Directions
With the images omitted, return all of the entries exactly as they stand.

*** Material for the task Section Begins ***

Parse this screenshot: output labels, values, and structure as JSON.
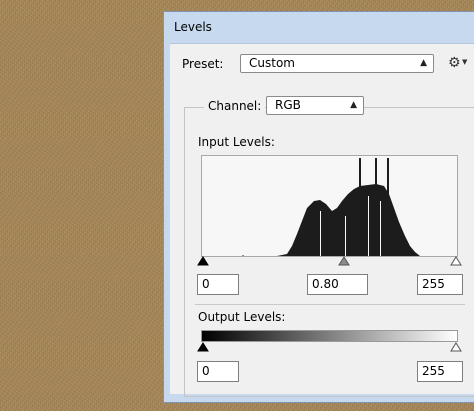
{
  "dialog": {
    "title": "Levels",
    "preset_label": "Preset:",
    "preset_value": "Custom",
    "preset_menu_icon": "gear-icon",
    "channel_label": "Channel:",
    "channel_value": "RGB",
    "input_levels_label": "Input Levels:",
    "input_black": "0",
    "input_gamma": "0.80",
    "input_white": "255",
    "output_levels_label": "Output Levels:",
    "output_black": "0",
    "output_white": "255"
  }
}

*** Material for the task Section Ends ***

Problem solution
Parse this screenshot: output labels, values, and structure as JSON.
{
  "dialog": {
    "title": "Levels",
    "preset_label": "Preset:",
    "preset_value": "Custom",
    "preset_menu_icon": "gear-icon",
    "channel_label": "Channel:",
    "channel_value": "RGB",
    "input_levels_label": "Input Levels:",
    "input_black": "0",
    "input_gamma": "0.80",
    "input_white": "255",
    "output_levels_label": "Output Levels:",
    "output_black": "0",
    "output_white": "255"
  }
}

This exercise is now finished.